Each January the Congressional Budget Office provides updated projections of the federal budget for the coming decade. Let’s compare the January 2011 projections to the January 2012 projections to see whether the switchover of the House to Republican control during 2011 has made a dent in spending.
One of the issues discussed in my new essay on the Bureau of Indian Affairs (BIA) is the lobbying by groups of American Indians seeking official tribal status. The BIA has the power to confer tribal status, and it does so in a non-transparent manner. With official status comes tribal access to a wide range of federal subsidy programs plus the ability to earn monopoly profits with a casino. The gaining of official status for tribes was one of Jack Abramoff’s specialty services.

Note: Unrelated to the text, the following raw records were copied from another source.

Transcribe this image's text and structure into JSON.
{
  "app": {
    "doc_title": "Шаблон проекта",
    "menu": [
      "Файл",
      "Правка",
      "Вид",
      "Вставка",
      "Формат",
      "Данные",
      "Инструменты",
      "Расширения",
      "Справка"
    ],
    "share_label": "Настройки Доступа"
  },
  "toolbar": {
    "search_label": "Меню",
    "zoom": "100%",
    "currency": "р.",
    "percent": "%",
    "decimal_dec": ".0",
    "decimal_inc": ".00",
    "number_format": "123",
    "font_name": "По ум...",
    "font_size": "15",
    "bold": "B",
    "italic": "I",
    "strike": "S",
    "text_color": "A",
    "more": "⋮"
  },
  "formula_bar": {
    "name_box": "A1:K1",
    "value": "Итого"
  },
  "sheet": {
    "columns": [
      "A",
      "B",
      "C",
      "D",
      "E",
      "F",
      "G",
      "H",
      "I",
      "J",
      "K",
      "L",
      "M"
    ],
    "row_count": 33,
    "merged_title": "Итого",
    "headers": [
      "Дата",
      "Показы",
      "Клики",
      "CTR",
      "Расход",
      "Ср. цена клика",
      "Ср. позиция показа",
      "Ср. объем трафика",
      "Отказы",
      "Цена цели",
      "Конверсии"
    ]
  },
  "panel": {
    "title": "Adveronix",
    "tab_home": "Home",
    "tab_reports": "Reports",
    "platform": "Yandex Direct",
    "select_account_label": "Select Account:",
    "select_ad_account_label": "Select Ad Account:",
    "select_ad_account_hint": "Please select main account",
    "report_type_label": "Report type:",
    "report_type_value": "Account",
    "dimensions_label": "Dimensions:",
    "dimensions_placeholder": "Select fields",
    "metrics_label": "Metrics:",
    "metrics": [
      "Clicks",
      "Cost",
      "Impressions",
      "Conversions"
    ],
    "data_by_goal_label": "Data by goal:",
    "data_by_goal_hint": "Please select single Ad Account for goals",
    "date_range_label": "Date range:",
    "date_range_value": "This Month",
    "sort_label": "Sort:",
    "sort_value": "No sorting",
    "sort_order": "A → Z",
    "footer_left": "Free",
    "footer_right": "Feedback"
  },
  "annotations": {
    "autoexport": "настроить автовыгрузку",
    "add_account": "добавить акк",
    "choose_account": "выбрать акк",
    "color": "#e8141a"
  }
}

Like other government hand-out programs, the unemployment insurance system suffers from a substantial fraud problem. The Washington Post reports that 90 D.C. city employees and 40 former employees are being investigated for grabbing UI benefits to which they were not entitled. The cost of this fraud has been about $800,000 since 2009.
Economic variables are key drivers of the numbers in CBO’s budget projections. I noted last week that CBO’s new outlook assumes substantially lower interest rates, which appears to produce more than a trillion dollars of savings over the next decade.
It’s been a year since Republicans assumed control in the House in the wake of the 2010 elections, which were powered by Tea Party concerns about massive federal spending and deficits. With the more conservative House, has Congress made any progress on spending cuts yet?
Cato has published a new section on www.downsizinggovernment.org that examines the Department of the Interior.
CBO has released a study comparing the wages and benefits of private sector and federal non-military workers. The study uses statistical techniques to make comparisons with adjustments for education level, experience, and other factors.
The Washington Post is reporting that the Obama administration will propose a 0.5 percent cost-of-living pay increase for federal workers in its upcoming budget. The paper says that the modest cost of living increase in federal compensation would be the first pay jump for federal workers since before President Obama ordered a two-year freeze in late 2010.
Even with a “freeze” in effect, federal pay rose faster than private-sector pay in fiscal 2011, according to the USA Today’s Dennis Cauchon. Crunching Bureau of Labor Statistic’s data, Cauchon found that average federal worker wages rose 1.3 percent in 2011, or slightly more than the 1.2 percent increase in average private wages. The federal increase—while modest—occurred despite the freeze Congress and the president put into effect because increases from “longevity, merit, and promotions” were not covered, according to Cauchon.
Extending the extra unemployment insurance benefits would be bad for the federal budget and bad for the economy, and there is a better long-term solution for unemployment than the current UI system.